What is being asked »
Output the full set of records exactly.

### Given records

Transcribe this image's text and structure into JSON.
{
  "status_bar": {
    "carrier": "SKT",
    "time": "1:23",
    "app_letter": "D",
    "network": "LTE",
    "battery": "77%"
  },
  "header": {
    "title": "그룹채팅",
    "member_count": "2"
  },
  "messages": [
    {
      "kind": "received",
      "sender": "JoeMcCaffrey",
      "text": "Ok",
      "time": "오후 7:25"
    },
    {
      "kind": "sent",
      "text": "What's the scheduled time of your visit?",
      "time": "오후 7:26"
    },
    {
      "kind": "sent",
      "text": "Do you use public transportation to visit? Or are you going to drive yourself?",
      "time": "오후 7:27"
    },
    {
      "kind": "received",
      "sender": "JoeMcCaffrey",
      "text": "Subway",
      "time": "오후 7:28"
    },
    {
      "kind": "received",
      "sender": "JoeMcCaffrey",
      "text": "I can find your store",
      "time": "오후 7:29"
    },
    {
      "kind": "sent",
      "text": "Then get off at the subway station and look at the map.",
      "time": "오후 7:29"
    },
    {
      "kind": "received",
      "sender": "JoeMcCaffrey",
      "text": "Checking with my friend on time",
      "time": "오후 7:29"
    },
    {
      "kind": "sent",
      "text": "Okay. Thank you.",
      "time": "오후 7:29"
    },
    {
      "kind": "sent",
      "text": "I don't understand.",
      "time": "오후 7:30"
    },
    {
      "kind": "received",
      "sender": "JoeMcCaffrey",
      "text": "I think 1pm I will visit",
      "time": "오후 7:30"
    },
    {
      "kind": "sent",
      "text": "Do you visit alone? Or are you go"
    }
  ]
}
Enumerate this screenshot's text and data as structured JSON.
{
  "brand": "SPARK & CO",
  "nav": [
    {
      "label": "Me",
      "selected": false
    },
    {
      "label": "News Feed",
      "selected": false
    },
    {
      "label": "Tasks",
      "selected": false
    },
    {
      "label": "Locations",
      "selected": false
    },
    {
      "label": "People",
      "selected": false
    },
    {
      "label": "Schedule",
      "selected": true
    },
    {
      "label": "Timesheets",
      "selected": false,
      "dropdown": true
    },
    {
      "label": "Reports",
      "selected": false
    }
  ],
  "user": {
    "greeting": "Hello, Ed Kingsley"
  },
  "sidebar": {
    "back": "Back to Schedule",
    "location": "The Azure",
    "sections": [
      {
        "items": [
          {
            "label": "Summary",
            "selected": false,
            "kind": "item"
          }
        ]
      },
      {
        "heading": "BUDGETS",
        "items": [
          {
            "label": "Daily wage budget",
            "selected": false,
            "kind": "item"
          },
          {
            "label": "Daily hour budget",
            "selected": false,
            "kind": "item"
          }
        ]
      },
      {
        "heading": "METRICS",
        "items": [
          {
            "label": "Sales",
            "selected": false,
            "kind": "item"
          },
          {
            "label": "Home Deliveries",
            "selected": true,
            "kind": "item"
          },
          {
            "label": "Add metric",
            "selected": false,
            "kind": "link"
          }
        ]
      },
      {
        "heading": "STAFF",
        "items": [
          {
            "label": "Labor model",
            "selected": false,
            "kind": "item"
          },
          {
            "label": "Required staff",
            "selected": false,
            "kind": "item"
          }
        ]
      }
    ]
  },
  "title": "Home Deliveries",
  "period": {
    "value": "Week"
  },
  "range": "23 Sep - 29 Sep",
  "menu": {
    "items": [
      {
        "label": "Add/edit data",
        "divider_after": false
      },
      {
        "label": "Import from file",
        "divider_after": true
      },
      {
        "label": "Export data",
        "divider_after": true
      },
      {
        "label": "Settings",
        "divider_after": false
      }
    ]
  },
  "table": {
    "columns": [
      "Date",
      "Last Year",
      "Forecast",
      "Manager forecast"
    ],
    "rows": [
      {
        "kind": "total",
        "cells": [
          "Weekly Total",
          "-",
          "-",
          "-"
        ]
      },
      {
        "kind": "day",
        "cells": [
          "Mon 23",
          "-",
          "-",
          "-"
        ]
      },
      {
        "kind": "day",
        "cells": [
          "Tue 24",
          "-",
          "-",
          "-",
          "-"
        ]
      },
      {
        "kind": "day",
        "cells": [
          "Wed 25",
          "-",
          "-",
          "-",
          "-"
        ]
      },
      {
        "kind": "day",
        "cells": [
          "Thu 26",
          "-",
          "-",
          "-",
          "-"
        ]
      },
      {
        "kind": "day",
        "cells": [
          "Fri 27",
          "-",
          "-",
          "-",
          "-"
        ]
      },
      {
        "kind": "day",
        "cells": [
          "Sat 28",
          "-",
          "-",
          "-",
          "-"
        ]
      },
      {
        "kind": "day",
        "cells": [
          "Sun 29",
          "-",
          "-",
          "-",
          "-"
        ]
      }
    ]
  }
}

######

Response to the exercise »
Transcribe this image's text and structure into JSON.
{
  "status_bar": {
    "carrier": "SKT",
    "time": "1:23",
    "app_letter": "D",
    "network": "LTE",
    "battery": "77%"
  },
  "header": {
    "title": "그룹채팅",
    "member_count": "2"
  },
  "messages": [
    {
      "kind": "received",
      "sender": "JoeMcCaffrey",
      "text": "Ok",
      "time": "오후 7:25"
    },
    {
      "kind": "sent",
      "text": "What's the scheduled time of your visit?",
      "time": "오후 7:26"
    },
    {
      "kind": "sent",
      "text": "Do you use public transportation to visit? Or are you going to drive yourself?",
      "time": "오후 7:27"
    },
    {
      "kind": "received",
      "sender": "JoeMcCaffrey",
      "text": "Subway",
      "time": "오후 7:28"
    },
    {
      "kind": "received",
      "sender": "JoeMcCaffrey",
      "text": "I can find your store",
      "time": "오후 7:29"
    },
    {
      "kind": "sent",
      "text": "Then get off at the subway station and look at the map.",
      "time": "오후 7:29"
    },
    {
      "kind": "received",
      "sender": "JoeMcCaffrey",
      "text": "Checking with my friend on time",
      "time": "오후 7:29"
    },
    {
      "kind": "sent",
      "text": "Okay. Thank you.",
      "time": "오후 7:29"
    },
    {
      "kind": "sent",
      "text": "I don't understand.",
      "time": "오후 7:30"
    },
    {
      "kind": "received",
      "sender": "JoeMcCaffrey",
      "text": "I think 1pm I will visit",
      "time": "오후 7:30"
    },
    {
      "kind": "sent",
      "text": "Do you visit alone? Or are you go"
    }
  ]
}
Enumerate this screenshot's text and data as structured JSON.
{
  "brand": "SPARK & CO",
  "nav": [
    {
      "label": "Me",
      "selected": false
    },
    {
      "label": "News Feed",
      "selected": false
    },
    {
      "label": "Tasks",
      "selected": false
    },
    {
      "label": "Locations",
      "selected": false
    },
    {
      "label": "People",
      "selected": false
    },
    {
      "label": "Schedule",
      "selected": true
    },
    {
      "label": "Timesheets",
      "selected": false,
      "dropdown": true
    },
    {
      "label": "Reports",
      "selected": false
    }
  ],
  "user": {
    "greeting": "Hello, Ed Kingsley"
  },
  "sidebar": {
    "back": "Back to Schedule",
    "location": "The Azure",
    "sections": [
      {
        "items": [
          {
            "label": "Summary",
            "selected": false,
            "kind": "item"
          }
        ]
      },
      {
        "heading": "BUDGETS",
        "items": [
          {
            "label": "Daily wage budget",
            "selected": false,
            "kind": "item"
          },
          {
            "label": "Daily hour budget",
            "selected": false,
            "kind": "item"
          }
        ]
      },
      {
        "heading": "METRICS",
        "items": [
          {
            "label": "Sales",
            "selected": false,
            "kind": "item"
          },
          {
            "label": "Home Deliveries",
            "selected": true,
            "kind": "item"
          },
          {
            "label": "Add metric",
            "selected": false,
            "kind": "link"
          }
        ]
      },
      {
        "heading": "STAFF",
        "items": [
          {
            "label": "Labor model",
            "selected": false,
            "kind": "item"
          },
          {
            "label": "Required staff",
            "selected": false,
            "kind": "item"
          }
        ]
      }
    ]
  },
  "title": "Home Deliveries",
  "period": {
    "value": "Week"
  },
  "range": "23 Sep - 29 Sep",
  "menu": {
    "items": [
      {
        "label": "Add/edit data",
        "divider_after": false
      },
      {
        "label": "Import from file",
        "divider_after": true
      },
      {
        "label": "Export data",
        "divider_after": true
      },
      {
        "label": "Settings",
        "divider_after": false
      }
    ]
  },
  "table": {
    "columns": [
      "Date",
      "Last Year",
      "Forecast",
      "Manager forecast"
    ],
    "rows": [
      {
        "kind": "total",
        "cells": [
          "Weekly Total",
          "-",
          "-",
          "-"
        ]
      },
      {
        "kind": "day",
        "cells": [
          "Mon 23",
          "-",
          "-",
          "-"
        ]
      },
      {
        "kind": "day",
        "cells": [
          "Tue 24",
          "-",
          "-",
          "-",
          "-"
        ]
      },
      {
        "kind": "day",
        "cells": [
          "Wed 25",
          "-",
          "-",
          "-",
          "-"
        ]
      },
      {
        "kind": "day",
        "cells": [
          "Thu 26",
          "-",
          "-",
          "-",
          "-"
        ]
      },
      {
        "kind": "day",
        "cells": [
          "Fri 27",
          "-",
          "-",
          "-",
          "-"
        ]
      },
      {
        "kind": "day",
        "cells": [
          "Sat 28",
          "-",
          "-",
          "-",
          "-"
        ]
      },
      {
        "kind": "day",
        "cells": [
          "Sun 29",
          "-",
          "-",
          "-",
          "-"
        ]
      }
    ]
  }
}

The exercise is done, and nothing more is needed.